Protect Yourself from Spear Phishing and Ransomware

by Laura A. Calloway

Some Alabama State Bar members were targeted earlier in the week by a spear phishing email with a ransomware payload, so it’s a good idea to remind lawyers be aware of this type of malicious electronic attack and to take appropriate precautions against it.  So what does this mean, in plain English?

Almost everyone is familiar by now with phishing attacks, which involve a scammer sending an email with a spoofed address.  The email is made to appear to be from someone you know or do business with,  in the hope that you will open an attached document or click on a web link within the email, allowing a program embedded in the email or link to install a virus or other malicious software on your computer.  We’ve all received an email from a bank we don’t do business with, saying that we need to log in immediately and change our password or update other information.  Those are easy to spot.  Spear phishing takes this practice to a higher level by seeking out information about the target in order to make the email message seem more likely to really be from someone he or she know, increasing the chances that the recipient will hurriedly and unthinkingly click the link or open the attachment.

In this case, it appears that the scammers obtained email addresses from several local bar associations, probably from online directories, and then targeteded email to the members, purportedly from the local bar president, stating that there was complaint for violation of the rules of professional conduct pending against the member. Needless to say, some people were tricked into opening the links or attachments.  And this is where the ransomware comes into play.
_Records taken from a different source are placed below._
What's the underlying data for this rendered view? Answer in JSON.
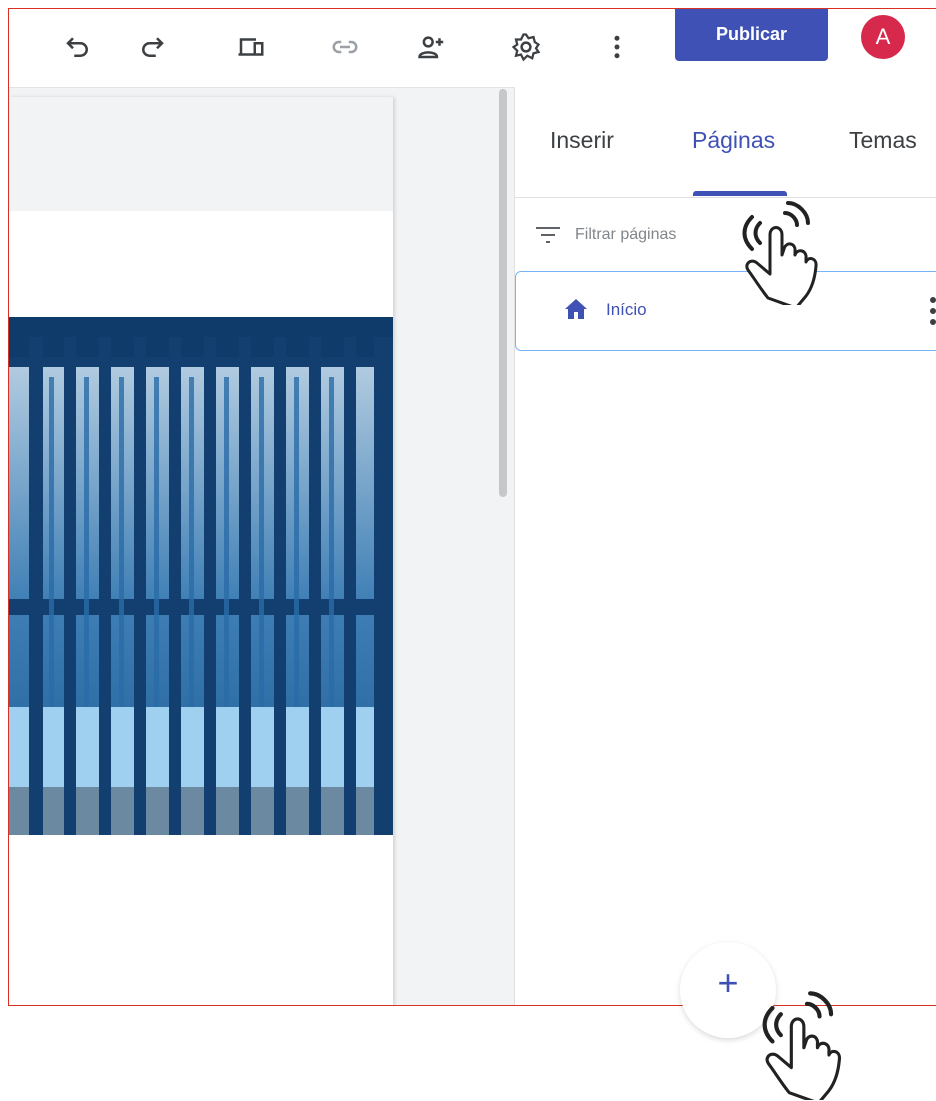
{
  "toolbar": {
    "icons": [
      "undo-icon",
      "redo-icon",
      "preview-devices-icon",
      "link-icon",
      "share-add-person-icon",
      "settings-gear-icon",
      "more-vert-icon"
    ],
    "publish_label": "Publicar",
    "avatar_initial": "A"
  },
  "panel": {
    "tabs": [
      {
        "label": "Inserir"
      },
      {
        "label": "Páginas"
      },
      {
        "label": "Temas"
      }
    ],
    "active_tab": "Páginas",
    "filter_placeholder": "Filtrar páginas",
    "pages": [
      {
        "label": "Início",
        "icon": "home-icon"
      }
    ]
  },
  "fab_label": "+",
  "colors": {
    "accent": "#3f51b5",
    "avatar": "#d6294b",
    "frame_border": "#d93025",
    "selected_border": "#76b5f7"
  }
}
Ransomware is a malicious program which, when downloaded to a computer, encrypts all of the data on the computer’s hard drive.  The computer owner is unable to access any of his or her data, and usually receives a demand for payment, either through bitcoin or PayPal, within a certain period to time.  Often, the payment demand is structured so that if payment is not made by a certain time the ransom goes up and, after a couple of escalations, the computer owner is told that he or she has permanently lost the opportunity to have the data unlocked.

So what can busy lawyers do to protect themselves from this type of attack?  Here are a few quick tips:

  • Make sure that your operating system and all software applications are up to date and completely patched. Malicious software often takes advantage of flaws in older or unpatched software in order to download itself and run.
  • Purchase one or more good antivirus programs and make sure that both the program and the virus signatures are updated regularly.
  • Develop a good backup system, including a backup component that is not constantly connected to your system and the internet. Most ransomware programs are now capable of encrypting not just the computer they are installed on but also data on networked drives, including backup drives.
  • Test your backup system regularly, including reinstalling data from the backup to make sure that it will work in the event of an attack.
  • Most important, remind yourself and your staff to carefully review every email – especially ones that are not expected – before clicking on web links or opening or downloading attachments. If you have any doubt at all, call the sender before opening the attachment or clicking on the link.

Note from Jim: Following Laura's advice and discussing all of this with your staff can help you avoid huge headaches. Thank you, Laura, for sharing with all of us.